Throughout history, competition for resources and the land that houses those resources has been a leading cause of war. From ancient armies fighting over fertile farmland and sea access to contemporary wars fought for oil and minerals, this trend continues to endanger the global peaceful order.

With this in mind, logic would dictate that the most assured way to diminish the likelihood of war would be to create a rules-based trading order in which it would be more profitable and therefore less destructive for countries to trade resources between one another, as opposed to attempting to conquer one another for zero-sum control over the exploitation of these resources.

Yet even within the modern rules-based trading order which began to gradually emerge after the Second World War, during the second half of the 20th century, the world was largely divided not between “socialism and capitalism” as many in both the U.S. and former USSR claim, but it was instead more accurately divided between the haves and the have-nots.

Developed nations took much of the world’s resources which only reinforced the poverty of the developing world.

Today, however, there is an alternative both to senseless warfare and violent competition, as well as an alternative to a world divided between rich and poor. The Belt and Road Initiative (BRI) looks to provide win-win opportunities to nations at all levels of their economic development.

The BRI allows the poorest nations to trade their way to prosperity while offering wealthy nations access to emerging markets for exports while simultaneously offering consumers in the developed world the opportunity to purchase erstwhile inaccessible goods from the developing world.

But the BRI is about more than just a circular pattern of win-win trade at a global level. It is also about providing developing countries with specific expertise, infrastructural development, and technological assets to help people to lift themselves into a better material condition on a sustainable model.

In the 20th century, many developing nations fell victim to the “borrow and bust” model whereby short-term cash injections created nominal wealth in countries that had no means of sustaining it.

By contrast, the BRI-related projects in the developing world look to add permanent value to specific economies that will allow local people to excel at that which they are most naturally attuned to doing whether this is agriculture, industrial production or the extraction of valued commodities.

Finally, in building a truly global trading network, the BRI guarantees that the success of emerging exporters, growing industrial economies and long developed economies is a mutual win-win goal.

The BRI is effectively a growing economic ecosystem in which human development is nourished by increased prosperity. This, in turn, will help to avoid violent conflict as the BRI looks to end the leading cause of war: competition for resources.

By substituting competition for cooperation, the BRI stands to provide the world with a future that rejects war based on the deeply pragmatic notion that if peace makes better economic sense than war, it will prevail.

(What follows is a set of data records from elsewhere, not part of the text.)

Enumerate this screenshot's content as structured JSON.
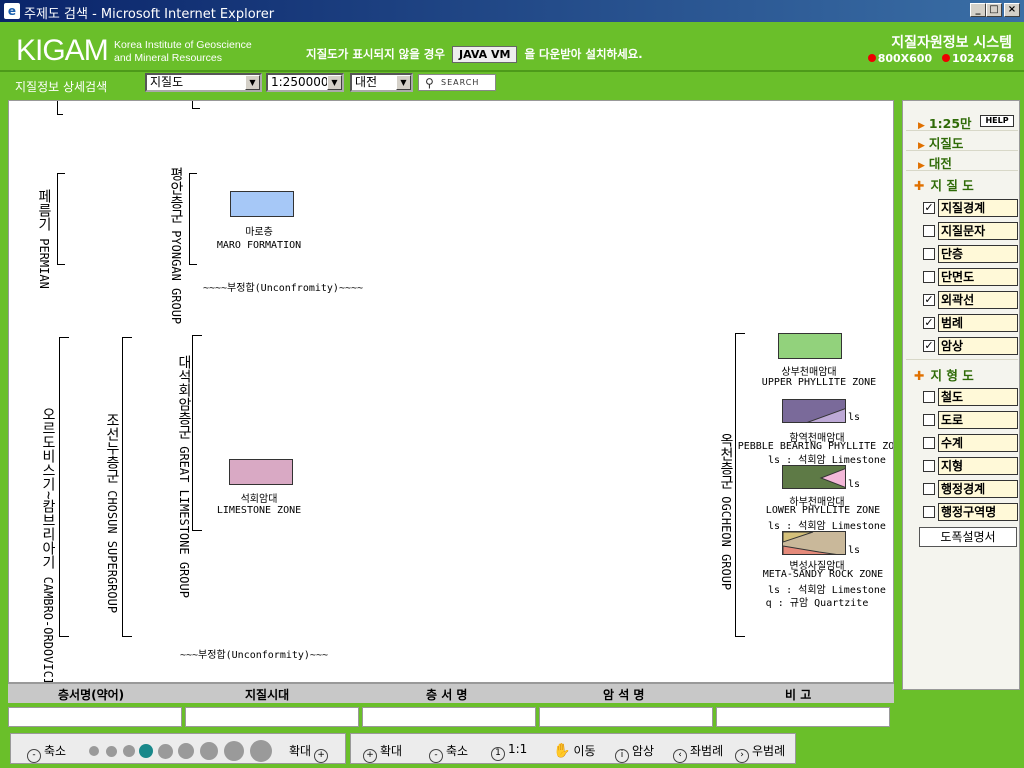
{
  "window": {
    "title": "주제도 검색 - Microsoft Internet Explorer",
    "btn_min": "_",
    "btn_max": "□",
    "btn_close": "×"
  },
  "header": {
    "logo": "KIGAM",
    "logo_sub1": "Korea Institute of Geoscience",
    "logo_sub2": "and Mineral Resources",
    "java_msg_pre": "지질도가 표시되지 않을 경우",
    "java_btn": "JAVA VM",
    "java_msg_post": "을 다운받아 설치하세요.",
    "system_name": "지질자원정보 시스템",
    "res1": "800X600",
    "res2": "1024X768"
  },
  "toolbar": {
    "label": "지질정보 상세검색",
    "map_type": "지질도",
    "scale": "1:250000",
    "region": "대전",
    "search": "SEARCH"
  },
  "legend": {
    "permian": {
      "ko": "페름기",
      "en": "PERMIAN"
    },
    "pyongan": {
      "ko": "평안층군",
      "en": "PYONGAN GROUP"
    },
    "maro": {
      "ko": "마로층",
      "en": "MARO FORMATION",
      "color": "#a6c8f7"
    },
    "unconf1": "~~~~부정합(Unconfromity)~~~~",
    "cambro": {
      "ko": "오르도비스기~캄브리아기",
      "en": "CAMBRO-ORDOVICIAN"
    },
    "choson": {
      "ko": "조선누층군",
      "en": "CHOSUN SUPERGROUP"
    },
    "great": {
      "ko": "대석회암층군",
      "en": "GREAT LIMESTONE GROUP"
    },
    "limestone": {
      "ko": "석회암대",
      "en": "LIMESTONE ZONE",
      "color": "#d9a9c4"
    },
    "unconf2": "~~~부정합(Unconformity)~~~",
    "ogcheon": {
      "ko": "옥천층군",
      "en": "OGCHEON GROUP"
    },
    "upper": {
      "ko": "상부천매암대",
      "en": "UPPER PHYLLITE ZONE",
      "color": "#92d27c"
    },
    "pebble": {
      "ko": "함역천매암대",
      "en": "PEBBLE BEARING PHYLLITE ZONE",
      "ls": "ls : 석회암 Limestone",
      "color": "#7a6a9a"
    },
    "lower": {
      "ko": "하부천매암대",
      "en": "LOWER PHYLLITE ZONE",
      "ls": "ls : 석회암 Limestone",
      "color": "#5e7a46"
    },
    "meta": {
      "ko": "변성사질암대",
      "en": "META-SANDY ROCK ZONE",
      "ls": "ls : 석회암 Limestone",
      "q": "q : 규암 Quartzite",
      "color": "#c9b89a"
    },
    "ls_tag": "ls"
  },
  "table": {
    "headers": [
      "층서명(약어)",
      "지질시대",
      "층 서 명",
      "암 석 명",
      "비  고"
    ]
  },
  "bottom": {
    "shrink": "축소",
    "enlarge": "확대",
    "zoom_in": "확대",
    "zoom_out": "축소",
    "one_to_one": "1:1",
    "pan": "이동",
    "rock": "암상",
    "left_legend": "좌범례",
    "right_legend": "우범례"
  },
  "right": {
    "scale": "1:25만",
    "help": "HELP",
    "map_type": "지질도",
    "region": "대전",
    "geo_section": "지 질 도",
    "geo_layers": [
      {
        "label": "지질경계",
        "checked": true
      },
      {
        "label": "지질문자",
        "checked": false
      },
      {
        "label": "단층",
        "checked": false
      },
      {
        "label": "단면도",
        "checked": false
      },
      {
        "label": "외곽선",
        "checked": true
      },
      {
        "label": "범례",
        "checked": true
      },
      {
        "label": "암상",
        "checked": true
      }
    ],
    "topo_section": "지 형 도",
    "topo_layers": [
      {
        "label": "철도",
        "checked": false
      },
      {
        "label": "도로",
        "checked": false
      },
      {
        "label": "수계",
        "checked": false
      },
      {
        "label": "지형",
        "checked": false
      },
      {
        "label": "행정경계",
        "checked": false
      },
      {
        "label": "행정구역명",
        "checked": false
      }
    ],
    "description_btn": "도폭설명서"
  }
}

Thus, while the BRI is primarily considered a trading and economic growth initiative, it is also an opportunity to create a more peaceful world here and now as well as in the lifetime of future generations.